Background: Protein secretion is a fundamental process in all living cells. Proteins can either be secreted via the classical or non-classical pathways. In Saccharomyces cerevisiae, gluconeogenic enzymes are in the extracellular fraction/periplasm when cells are grown in media containing low glucose. Following a transfer of cells to high glucose media, their levels in the extracellular fraction are reduced rapidly. We hypothesized that changes in the secretome were not restricted to gluconeogenic enzymes. The goal of the current study was to use a proteomic approach to identify extracellular proteins whose levels changed when cells were transferred from low to high glucose media.

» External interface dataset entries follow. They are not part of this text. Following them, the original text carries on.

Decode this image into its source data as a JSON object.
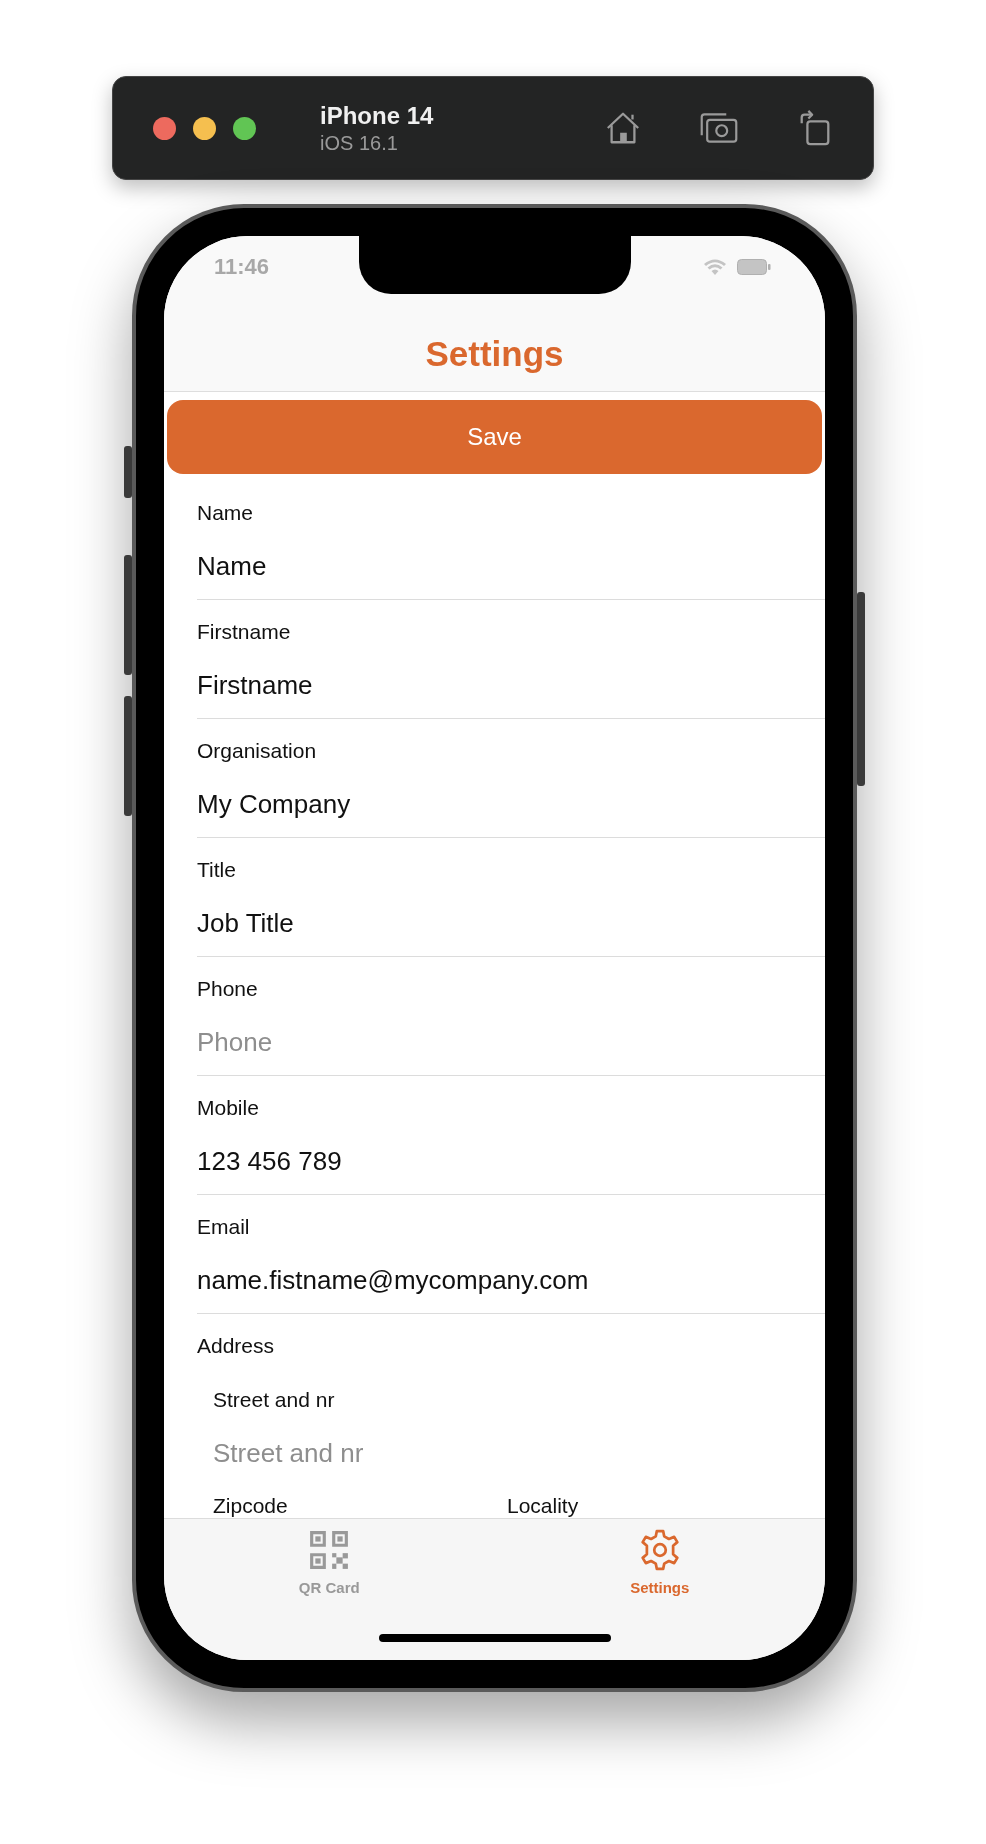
{
  "simulator": {
    "device": "iPhone 14",
    "os": "iOS 16.1"
  },
  "status_bar": {
    "time": "11:46"
  },
  "nav_bar": {
    "title": "Settings"
  },
  "save_button": {
    "label": "Save"
  },
  "fields": [
    {
      "label": "Name",
      "value": "Name"
    },
    {
      "label": "Firstname",
      "value": "Firstname"
    },
    {
      "label": "Organisation",
      "value": "My Company"
    },
    {
      "label": "Title",
      "value": "Job Title"
    },
    {
      "label": "Phone",
      "placeholder": "Phone"
    },
    {
      "label": "Mobile",
      "value": "123 456 789"
    },
    {
      "label": "Email",
      "value": "name.fistname@mycompany.com"
    }
  ],
  "address": {
    "label": "Address",
    "street": {
      "label": "Street and nr",
      "placeholder": "Street and nr"
    },
    "zipcode": {
      "label": "Zipcode"
    },
    "locality": {
      "label": "Locality"
    }
  },
  "tab_bar": [
    {
      "label": "QR Card",
      "kind": "qr",
      "selected": false
    },
    {
      "label": "Settings",
      "kind": "gear",
      "selected": true
    }
  ]
}
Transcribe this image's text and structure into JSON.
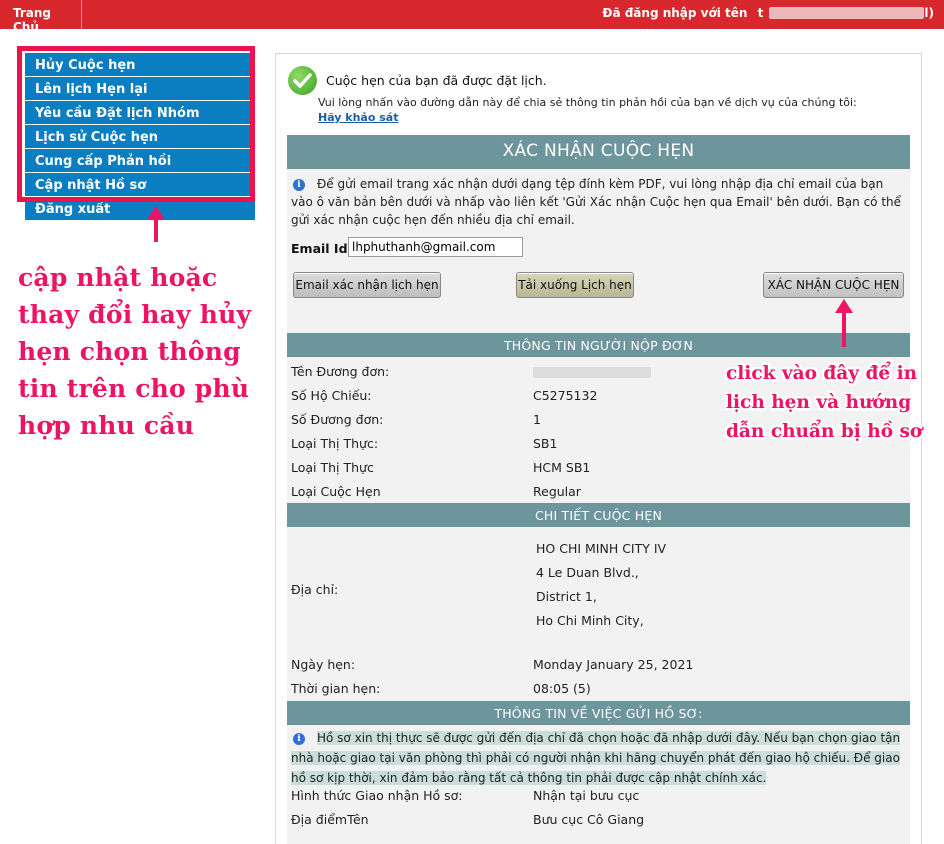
{
  "topbar": {
    "home_label": "Trang Chủ",
    "login_prefix": "Đã đăng nhập với tên",
    "login_start": "t",
    "login_end": "l)"
  },
  "sidebar": {
    "items": [
      {
        "label": "Hủy Cuộc hẹn"
      },
      {
        "label": "Lên lịch Hẹn lại"
      },
      {
        "label": "Yêu cầu Đặt lịch Nhóm"
      },
      {
        "label": "Lịch sử Cuộc hẹn"
      },
      {
        "label": "Cung cấp Phản hồi"
      },
      {
        "label": "Cập nhật Hồ sơ"
      },
      {
        "label": "Đăng xuất"
      }
    ]
  },
  "annotations": {
    "left": "cập nhật hoặc thay đổi hay hủy hẹn chọn thông tin trên cho phù hợp nhu cầu",
    "right": "click vào đây để in lịch hẹn và hướng dẫn chuẩn bị hồ sơ"
  },
  "confirm": {
    "title": "Cuộc hẹn của bạn đã được đặt lịch.",
    "survey_text": "Vui lòng nhấn vào đường dẫn này để chia sẻ thông tin phản hồi của bạn về dịch vụ của chúng tôi:",
    "survey_link": "Hãy khảo sát"
  },
  "card": {
    "title": "XÁC NHẬN CUỘC HẸN",
    "email_info": "Để gửi email trang xác nhận dưới dạng tệp đính kèm PDF, vui lòng nhập địa chỉ email của bạn vào ô văn bản bên dưới và nhấp vào liên kết 'Gửi Xác nhận Cuộc hẹn qua Email' bên dưới. Bạn có thể gửi xác nhận cuộc hẹn đến nhiều địa chỉ email.",
    "email_label": "Email Id:",
    "email_value": "lhphuthanh@gmail.com",
    "buttons": {
      "email": "Email xác nhận lịch hẹn",
      "download": "Tải xuống Lịch hẹn",
      "confirm": "XÁC NHẬN CUỘC HẸN"
    }
  },
  "applicant": {
    "heading": "THÔNG TIN NGƯỜI NỘP ĐƠN",
    "name_label": "Tên Đương đơn:",
    "passport_label": "Số Hộ Chiếu:",
    "passport_value": "C5275132",
    "app_no_label": "Số Đương đơn:",
    "app_no_value": "1",
    "visa_type_label": "Loại Thị Thực:",
    "visa_type_value": "SB1",
    "visa_class_label": "Loại Thị Thực",
    "visa_class_value": "HCM SB1",
    "appt_type_label": "Loại Cuộc Hẹn",
    "appt_type_value": "Regular"
  },
  "appointment": {
    "heading": "CHI TIẾT CUỘC HẸN",
    "address_label": "Địa chỉ:",
    "address_lines": [
      "HO CHI MINH CITY IV",
      "4 Le Duan Blvd.,",
      "District 1,",
      "Ho Chi Minh City,"
    ],
    "date_label": "Ngày hẹn:",
    "date_value": "Monday January 25, 2021",
    "time_label": "Thời gian hẹn:",
    "time_value": "08:05 (5)"
  },
  "documents": {
    "heading": "THÔNG TIN VỀ VIỆC GỬI HỒ SƠ:",
    "info": "Hồ sơ xin thị thực sẽ được gửi đến địa chỉ đã chọn hoặc đã nhập dưới đây. Nếu bạn chọn giao tận nhà hoặc giao tại văn phòng thì phải có người nhận khi hãng chuyển phát đến giao hộ chiếu. Để giao hồ sơ kịp thời, xin đảm bảo rằng tất cả thông tin phải được cập nhật chính xác.",
    "delivery_label": "Hình thức Giao nhận Hồ sơ:",
    "delivery_value": "Nhận tại bưu cục",
    "location_label": "Địa điểmTên",
    "location_value": "Bưu cục Cô Giang"
  }
}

Results: We performed two iTRAQ experiments and identified 347 proteins that were present in the extracellular fraction including metabolic enzymes, proteins involved in oxidative stress, protein folding, and proteins with unknown functions. Most of these proteins did not contain typical ER-Golgi signal sequences. Moreover, levels of many of these proteins decreased upon a transfer of cells from media containing low to high glucose media. Using an extraction procedure and Western blotting, we confirmed that the metabolic enzymes (glyceraldehyde-3-phosphate dehydrogenase, 3-phosphoglycerate kinase, glucose-6-phosphate dehydrogenase, pyruvate decarboxylase), proteins involved in oxidative stress (superoxide dismutase and thioredoxin), and heat shock proteins (Ssa1p, Hsc82p, and Hsp104p) were in the extracellular fraction during growth in low glucose and that the levels of these extracellular proteins were reduced when cells were transferred to media containing high glucose. These proteins were associated with membranes in vesicle-enriched fraction. We also showed that small vesicles were present in the extracellular fraction in cells grown in low glucose. Following a transfer from low to high glucose media for 30 minutes, 98% of these vesicles disappeared from the extracellular fraction.

Conclusions: Our data indicate that transferring cells from low to high glucose media induces a rapid decline in levels of a large number of extracellular proteins and the disappearance of small vesicles from the extracellular fraction. Therefore, we conclude that the secretome undergoes dynamic changes during transition from glucose-deficient to glucose-rich media. Most of these extracellular proteins do not contain typical ER signal sequences, suggesting that they are secreted via the non-classical pathway.

No MeSH data available.


Related in: MedlinePlus